RIDE will work with the Center for Leadership and Educational Equity (CLEE) and the Northern Rhode Island Collaborative to support youth with or at risk for developing behavioral health challenges, including those with substance use disorders, and those involved in the child welfare or juvenile justice systems.

By taking a holistic approach to behavioral, social, and emotional supports, schools can more effectively address equity and achievement gaps, ensuring coordination in educating and caring for the whole child.

“In order to educate our kids, we need to support our kids, not just academically, but socially and emotionally, as well,” said Ken Wagner, Commissioner of Elementary and Secondary Education. “When a school has a positive culture where students feel safe, included, and valued, they are more likely to perform at their best. School climate has a definite impact on student outcomes, and this funding will help us to foster the kinds of engaging school communities that can make all the difference in the life of a child.”

In fall of 2017, the Council on Elementary and Secondary Education endorsed Social and Emotional Learning Standards in Rhode Island. The state has also already made substantial investments in programs like Positive Behavior Intervention and Support (PBIS), Multi-Tiered Systems of Support (MTSS), and Response to Intervention (RTI), which are behavior management and intervention models designed to tackle both the academic and behavioral challenges of students.
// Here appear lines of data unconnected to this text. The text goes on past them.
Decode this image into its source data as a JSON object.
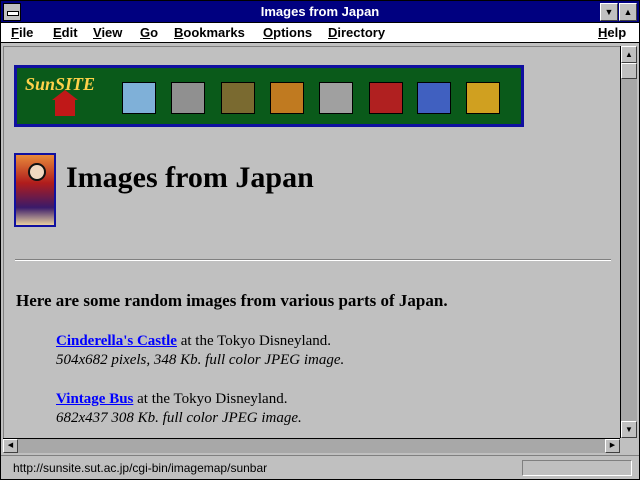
{
  "window": {
    "title": "Images from Japan"
  },
  "menubar": {
    "items": [
      {
        "label": "File",
        "accel": "F",
        "rest": "ile"
      },
      {
        "label": "Edit",
        "accel": "E",
        "rest": "dit"
      },
      {
        "label": "View",
        "accel": "V",
        "rest": "iew"
      },
      {
        "label": "Go",
        "accel": "G",
        "rest": "o"
      },
      {
        "label": "Bookmarks",
        "accel": "B",
        "rest": "ookmarks"
      },
      {
        "label": "Options",
        "accel": "O",
        "rest": "ptions"
      },
      {
        "label": "Directory",
        "accel": "D",
        "rest": "irectory"
      },
      {
        "label": "Help",
        "accel": "H",
        "rest": "elp"
      }
    ]
  },
  "banner": {
    "logo_text": "SunSITE",
    "icons": [
      {
        "name": "world-map-icon",
        "color": "#7fb0d8"
      },
      {
        "name": "computer-icon",
        "color": "#909090"
      },
      {
        "name": "mona-lisa-icon",
        "color": "#7a6a30"
      },
      {
        "name": "basket-icon",
        "color": "#c07a20"
      },
      {
        "name": "library-icon",
        "color": "#a0a0a0"
      },
      {
        "name": "hands-icon",
        "color": "#b02020"
      },
      {
        "name": "sun-logo-icon",
        "color": "#4060c0"
      },
      {
        "name": "film-icon",
        "color": "#d0a020"
      }
    ]
  },
  "page": {
    "heading": "Images from Japan",
    "intro": "Here are some random images from various parts of Japan.",
    "entries": [
      {
        "link": "Cinderella's Castle",
        "suffix": " at the Tokyo Disneyland.",
        "desc": "504x682 pixels, 348 Kb. full color JPEG image."
      },
      {
        "link": "Vintage Bus",
        "suffix": " at the Tokyo Disneyland.",
        "desc": "682x437 308 Kb. full color JPEG image."
      }
    ]
  },
  "status": {
    "url": "http://sunsite.sut.ac.jp/cgi-bin/imagemap/sunbar"
  }
}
Through this funding, participating schools will conduct needs assessments and develop plans that are tailored to their student population. Grant partners will then provide professional learning, training, and technical assistance to educators so they can expand and connect all intervention efforts.